[Collected data]
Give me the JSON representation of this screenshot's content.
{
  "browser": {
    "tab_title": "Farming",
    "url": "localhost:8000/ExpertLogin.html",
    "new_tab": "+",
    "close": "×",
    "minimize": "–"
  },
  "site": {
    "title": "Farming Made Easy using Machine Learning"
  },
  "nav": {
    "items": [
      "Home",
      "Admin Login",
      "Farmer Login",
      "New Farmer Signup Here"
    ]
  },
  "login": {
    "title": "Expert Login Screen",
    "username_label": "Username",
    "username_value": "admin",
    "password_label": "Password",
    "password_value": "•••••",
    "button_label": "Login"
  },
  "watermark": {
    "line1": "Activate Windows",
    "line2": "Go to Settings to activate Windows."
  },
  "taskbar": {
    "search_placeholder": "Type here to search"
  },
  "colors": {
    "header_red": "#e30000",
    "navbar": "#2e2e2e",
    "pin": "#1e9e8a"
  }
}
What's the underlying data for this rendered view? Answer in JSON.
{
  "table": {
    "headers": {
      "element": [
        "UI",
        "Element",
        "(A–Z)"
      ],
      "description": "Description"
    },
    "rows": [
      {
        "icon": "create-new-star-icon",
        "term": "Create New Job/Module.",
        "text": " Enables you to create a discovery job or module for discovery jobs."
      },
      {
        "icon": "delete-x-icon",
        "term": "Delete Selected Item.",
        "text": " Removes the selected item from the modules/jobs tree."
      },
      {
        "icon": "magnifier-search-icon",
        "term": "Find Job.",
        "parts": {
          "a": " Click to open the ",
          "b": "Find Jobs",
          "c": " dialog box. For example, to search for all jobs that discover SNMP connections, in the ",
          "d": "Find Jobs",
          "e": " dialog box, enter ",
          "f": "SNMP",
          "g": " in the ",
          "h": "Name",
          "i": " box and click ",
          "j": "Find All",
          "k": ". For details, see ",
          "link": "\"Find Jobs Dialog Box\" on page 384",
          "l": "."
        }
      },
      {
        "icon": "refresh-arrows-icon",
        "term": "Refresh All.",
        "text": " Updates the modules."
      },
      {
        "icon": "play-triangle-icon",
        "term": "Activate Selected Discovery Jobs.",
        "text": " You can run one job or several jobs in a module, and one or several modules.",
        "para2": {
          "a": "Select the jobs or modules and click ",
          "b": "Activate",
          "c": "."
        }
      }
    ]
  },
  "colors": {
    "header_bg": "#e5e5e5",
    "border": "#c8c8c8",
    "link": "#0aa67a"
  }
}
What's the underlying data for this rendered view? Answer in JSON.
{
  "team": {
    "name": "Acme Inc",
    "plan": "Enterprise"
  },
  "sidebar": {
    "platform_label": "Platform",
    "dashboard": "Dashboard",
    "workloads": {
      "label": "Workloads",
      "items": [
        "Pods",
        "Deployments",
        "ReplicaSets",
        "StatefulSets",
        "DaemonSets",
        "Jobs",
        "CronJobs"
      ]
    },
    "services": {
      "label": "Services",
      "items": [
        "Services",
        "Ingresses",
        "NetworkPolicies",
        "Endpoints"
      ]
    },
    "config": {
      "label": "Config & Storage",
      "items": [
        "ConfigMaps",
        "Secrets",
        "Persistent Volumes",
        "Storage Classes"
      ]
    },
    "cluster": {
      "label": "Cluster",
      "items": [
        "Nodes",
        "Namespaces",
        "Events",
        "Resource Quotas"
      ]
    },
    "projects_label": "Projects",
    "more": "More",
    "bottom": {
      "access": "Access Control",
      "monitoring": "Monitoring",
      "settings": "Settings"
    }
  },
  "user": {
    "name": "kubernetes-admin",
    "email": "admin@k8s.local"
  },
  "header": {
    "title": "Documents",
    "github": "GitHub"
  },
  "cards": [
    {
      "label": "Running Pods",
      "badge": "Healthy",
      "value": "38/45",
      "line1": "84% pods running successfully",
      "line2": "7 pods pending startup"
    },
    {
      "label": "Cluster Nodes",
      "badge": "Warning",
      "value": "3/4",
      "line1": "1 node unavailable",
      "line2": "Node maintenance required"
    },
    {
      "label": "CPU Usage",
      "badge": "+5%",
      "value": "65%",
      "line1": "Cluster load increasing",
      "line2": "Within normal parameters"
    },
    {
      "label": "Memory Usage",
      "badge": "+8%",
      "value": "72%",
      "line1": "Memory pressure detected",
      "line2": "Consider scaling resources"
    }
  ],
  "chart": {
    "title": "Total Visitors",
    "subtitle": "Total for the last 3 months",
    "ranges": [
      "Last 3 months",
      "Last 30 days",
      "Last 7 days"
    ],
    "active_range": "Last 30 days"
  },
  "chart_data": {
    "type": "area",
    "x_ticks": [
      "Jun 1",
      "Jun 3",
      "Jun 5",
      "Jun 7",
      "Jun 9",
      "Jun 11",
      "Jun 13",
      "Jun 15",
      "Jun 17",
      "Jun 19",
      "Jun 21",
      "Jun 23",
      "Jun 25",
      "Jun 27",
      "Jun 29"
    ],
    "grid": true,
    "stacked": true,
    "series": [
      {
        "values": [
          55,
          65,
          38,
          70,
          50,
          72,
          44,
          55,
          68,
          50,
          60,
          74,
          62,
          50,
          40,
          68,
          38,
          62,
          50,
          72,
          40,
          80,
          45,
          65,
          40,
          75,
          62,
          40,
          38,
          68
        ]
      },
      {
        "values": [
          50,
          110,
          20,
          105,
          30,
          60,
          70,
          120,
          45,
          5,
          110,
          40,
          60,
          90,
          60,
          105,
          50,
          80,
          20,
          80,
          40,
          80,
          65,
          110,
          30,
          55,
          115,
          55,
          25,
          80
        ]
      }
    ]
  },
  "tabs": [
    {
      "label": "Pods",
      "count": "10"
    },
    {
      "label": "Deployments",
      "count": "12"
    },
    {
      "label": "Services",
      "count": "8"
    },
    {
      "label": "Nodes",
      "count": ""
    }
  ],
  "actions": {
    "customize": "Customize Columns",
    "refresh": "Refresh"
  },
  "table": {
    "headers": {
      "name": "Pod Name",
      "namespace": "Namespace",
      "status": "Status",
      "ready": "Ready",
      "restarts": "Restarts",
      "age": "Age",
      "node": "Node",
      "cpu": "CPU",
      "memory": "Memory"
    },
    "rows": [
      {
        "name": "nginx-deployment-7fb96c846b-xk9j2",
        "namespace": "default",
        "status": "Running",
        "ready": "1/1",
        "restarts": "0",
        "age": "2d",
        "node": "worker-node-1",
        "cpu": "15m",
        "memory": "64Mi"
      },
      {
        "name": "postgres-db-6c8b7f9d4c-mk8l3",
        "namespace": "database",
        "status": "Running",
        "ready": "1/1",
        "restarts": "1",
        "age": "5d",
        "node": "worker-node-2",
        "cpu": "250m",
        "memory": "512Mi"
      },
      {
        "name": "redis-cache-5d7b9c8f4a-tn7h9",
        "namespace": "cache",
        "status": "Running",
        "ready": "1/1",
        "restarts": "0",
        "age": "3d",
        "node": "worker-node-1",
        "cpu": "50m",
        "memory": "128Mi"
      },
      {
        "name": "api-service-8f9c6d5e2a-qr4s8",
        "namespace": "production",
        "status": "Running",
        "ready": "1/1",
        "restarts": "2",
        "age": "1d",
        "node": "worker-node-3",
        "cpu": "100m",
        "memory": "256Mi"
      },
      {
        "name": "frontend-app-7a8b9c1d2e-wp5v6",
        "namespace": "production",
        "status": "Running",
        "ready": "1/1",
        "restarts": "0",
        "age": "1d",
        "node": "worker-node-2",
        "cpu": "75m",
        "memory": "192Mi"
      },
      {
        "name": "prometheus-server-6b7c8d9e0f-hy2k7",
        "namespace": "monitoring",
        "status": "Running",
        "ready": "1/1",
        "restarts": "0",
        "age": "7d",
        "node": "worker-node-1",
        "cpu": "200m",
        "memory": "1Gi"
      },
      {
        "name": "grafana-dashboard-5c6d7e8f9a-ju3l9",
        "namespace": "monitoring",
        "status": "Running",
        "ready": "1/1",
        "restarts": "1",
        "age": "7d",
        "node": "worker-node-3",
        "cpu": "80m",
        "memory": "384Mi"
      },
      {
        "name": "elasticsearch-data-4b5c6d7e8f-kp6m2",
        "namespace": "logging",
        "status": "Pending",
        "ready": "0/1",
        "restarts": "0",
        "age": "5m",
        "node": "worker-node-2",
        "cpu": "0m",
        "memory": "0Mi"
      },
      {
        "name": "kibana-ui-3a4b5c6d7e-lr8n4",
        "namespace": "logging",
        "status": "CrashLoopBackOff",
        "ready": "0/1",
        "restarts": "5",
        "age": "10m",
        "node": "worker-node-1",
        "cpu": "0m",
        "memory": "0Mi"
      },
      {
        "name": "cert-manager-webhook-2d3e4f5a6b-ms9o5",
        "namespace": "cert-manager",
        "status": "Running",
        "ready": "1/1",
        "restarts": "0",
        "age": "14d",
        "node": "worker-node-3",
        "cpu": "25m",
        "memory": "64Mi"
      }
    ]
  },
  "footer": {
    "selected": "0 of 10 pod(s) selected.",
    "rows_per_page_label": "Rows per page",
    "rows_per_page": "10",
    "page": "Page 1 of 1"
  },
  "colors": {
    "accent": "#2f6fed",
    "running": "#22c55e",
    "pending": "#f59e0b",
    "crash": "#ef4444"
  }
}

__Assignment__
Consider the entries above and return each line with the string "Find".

__Solved problem__
        "term": "Find Job.",
          "b": "Find Jobs",
          "d": "Find Jobs",
          "j": "Find All",
          "link": "\"Find Jobs Dialog Box\" on page 384",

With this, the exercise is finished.